### Your assignment
In the entries below, every line that contains "autem" must be located and copied.

### Exercise inputs

= = = = = = =

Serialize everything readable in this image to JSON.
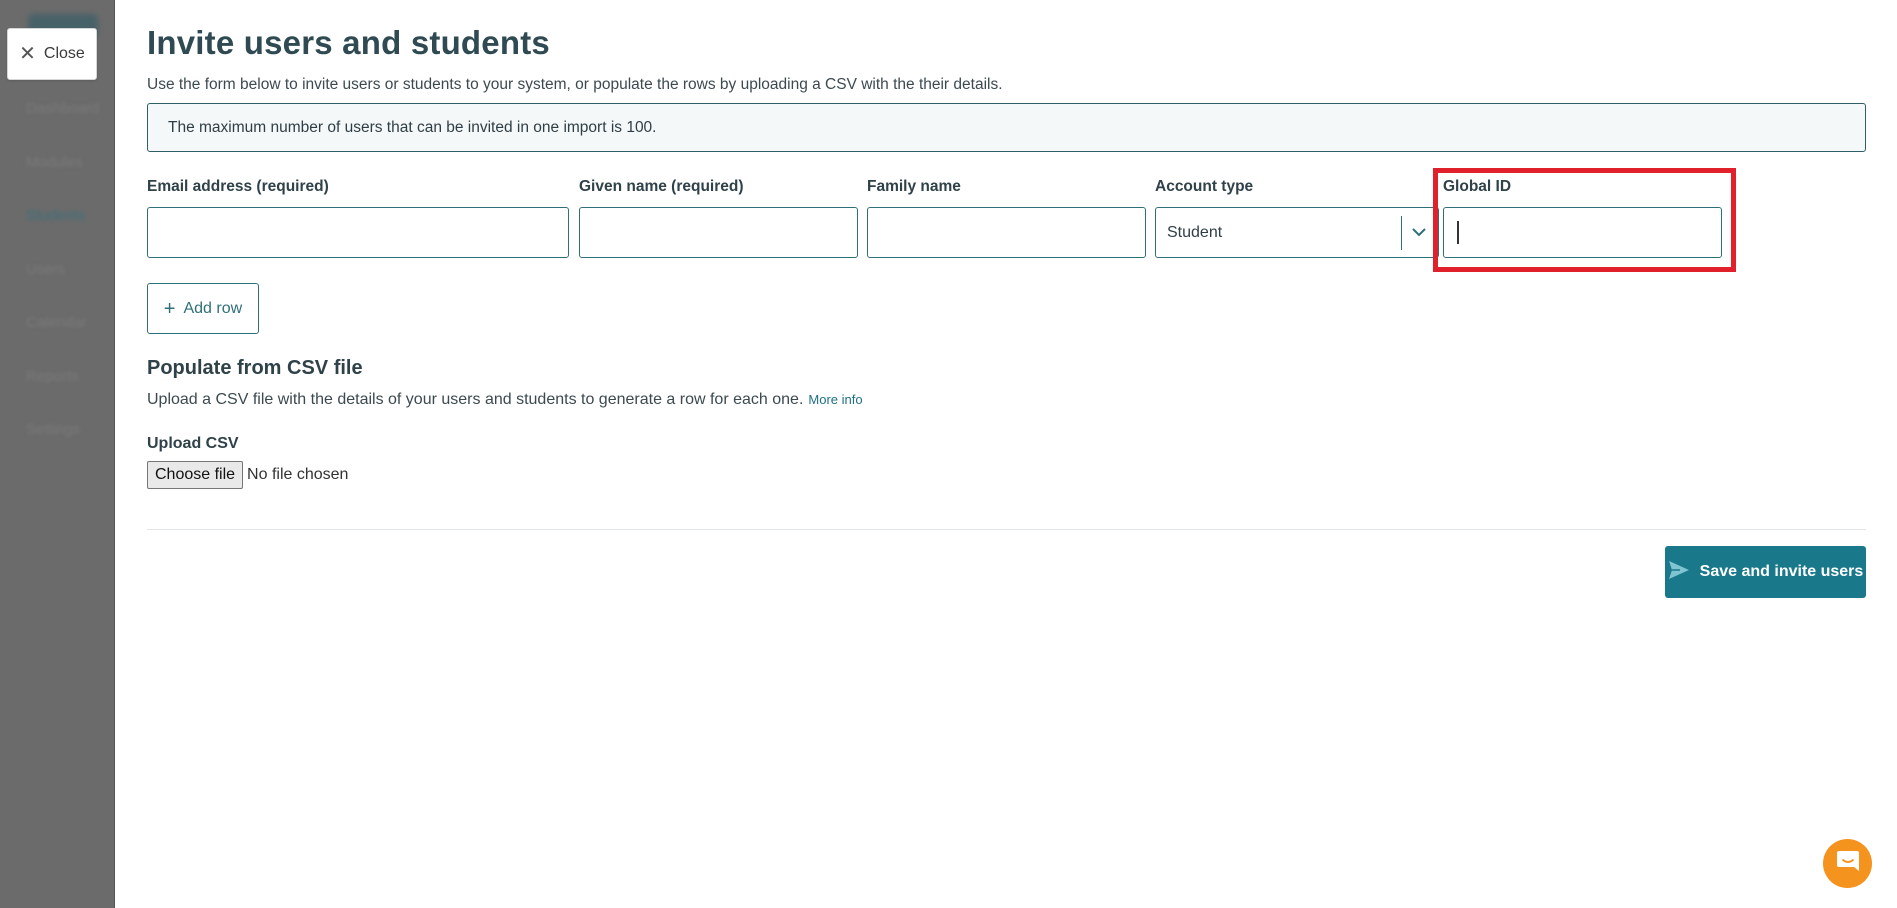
{
  "sidebar": {
    "items": [
      "Dashboard",
      "Modules",
      "Students",
      "Users",
      "Calendar",
      "Reports",
      "Settings"
    ],
    "active_index": 2
  },
  "close_button": {
    "label": "Close"
  },
  "modal": {
    "title": "Invite users and students",
    "subtitle": "Use the form below to invite users or students to your system, or populate the rows by uploading a CSV with the their details.",
    "notice": "The maximum number of users that can be invited in one import is 100."
  },
  "form": {
    "email_label": "Email address (required)",
    "email_value": "",
    "given_label": "Given name (required)",
    "given_value": "",
    "family_label": "Family name",
    "family_value": "",
    "account_type_label": "Account type",
    "account_type_value": "Student",
    "global_id_label": "Global ID",
    "global_id_value": ""
  },
  "add_row": {
    "label": "Add row"
  },
  "csv": {
    "title": "Populate from CSV file",
    "description": "Upload a CSV file with the details of your users and students to generate a row for each one.",
    "more_info": "More info",
    "upload_label": "Upload CSV",
    "choose_file": "Choose file",
    "no_file": "No file chosen"
  },
  "save_button": {
    "label": "Save and invite users"
  },
  "colors": {
    "primary": "#19788a",
    "highlight": "#e0202a",
    "chat": "#f5931f"
  }
}
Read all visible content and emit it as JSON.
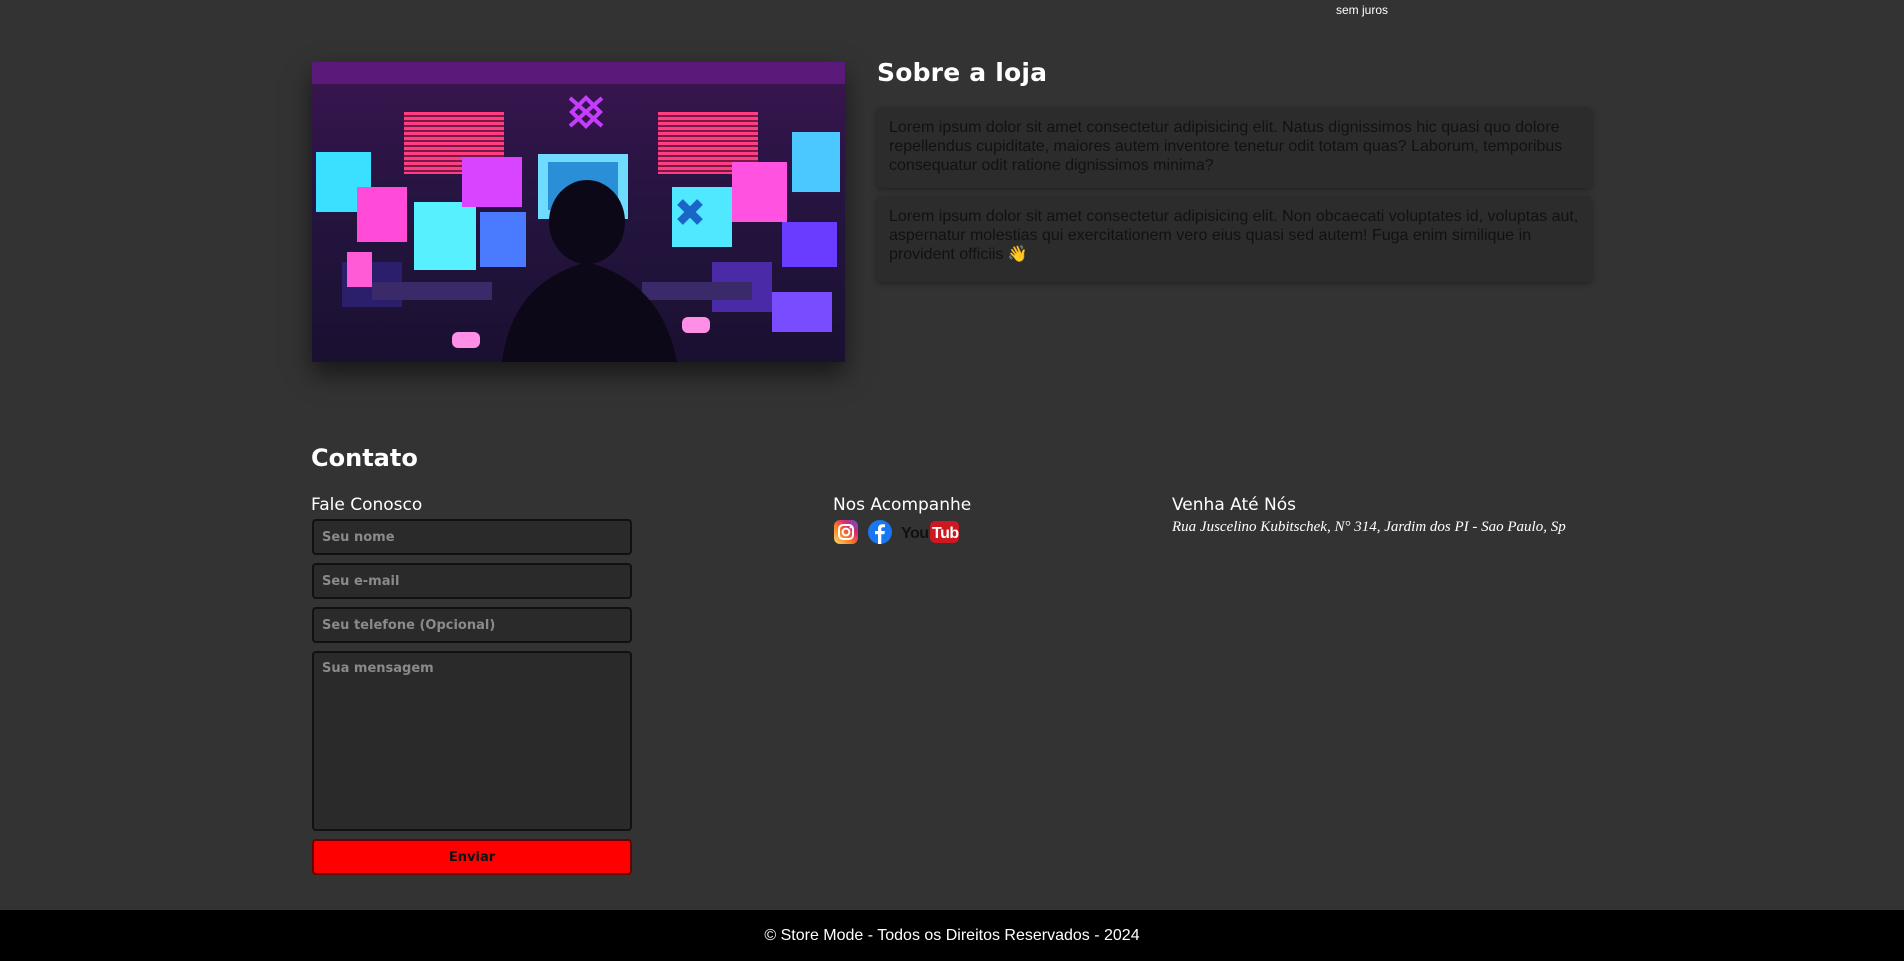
{
  "header": {
    "installment_note": "sem juros"
  },
  "about": {
    "title": "Sobre a loja",
    "image_alt": "pixel-art hacker room",
    "paragraphs": [
      "Lorem ipsum dolor sit amet consectetur adipisicing elit. Natus dignissimos hic quasi quo dolore repellendus cupiditate, maiores autem inventore tenetur odit totam quas? Laborum, temporibus consequatur odit ratione dignissimos minima?",
      "Lorem ipsum dolor sit amet consectetur adipisicing elit. Non obcaecati voluptates id, voluptas aut, aspernatur molestias qui exercitationem vero eius quasi sed autem! Fuga enim similique in provident officiis"
    ],
    "emoji": "👋"
  },
  "contact": {
    "title": "Contato",
    "form": {
      "title": "Fale Conosco",
      "name_placeholder": "Seu nome",
      "email_placeholder": "Seu e-mail",
      "phone_placeholder": "Seu telefone (Opcional)",
      "message_placeholder": "Sua mensagem",
      "submit_label": "Enviar"
    },
    "social": {
      "title": "Nos Acompanhe",
      "icons": [
        "instagram-icon",
        "facebook-icon",
        "youtube-icon"
      ]
    },
    "location": {
      "title": "Venha Até Nós",
      "address": "Rua Juscelino Kubitschek, N° 314, Jardim dos PI - Sao Paulo, Sp"
    }
  },
  "footer": {
    "text": "© Store Mode - Todos os Direitos Reservados - 2024"
  },
  "colors": {
    "page_bg": "#333333",
    "card_bg": "#2c2c2c",
    "accent_red": "#ff0000",
    "footer_bg": "#000000"
  }
}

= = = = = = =

### Exercise result
      "Lorem ipsum dolor sit amet consectetur adipisicing elit. Natus dignissimos hic quasi quo dolore repellendus cupiditate, maiores autem inventore tenetur odit totam quas? Laborum, temporibus consequatur odit ratione dignissimos minima?",
      "Lorem ipsum dolor sit amet consectetur adipisicing elit. Non obcaecati voluptates id, voluptas aut, aspernatur molestias qui exercitationem vero eius quasi sed autem! Fuga enim similique in provident officiis"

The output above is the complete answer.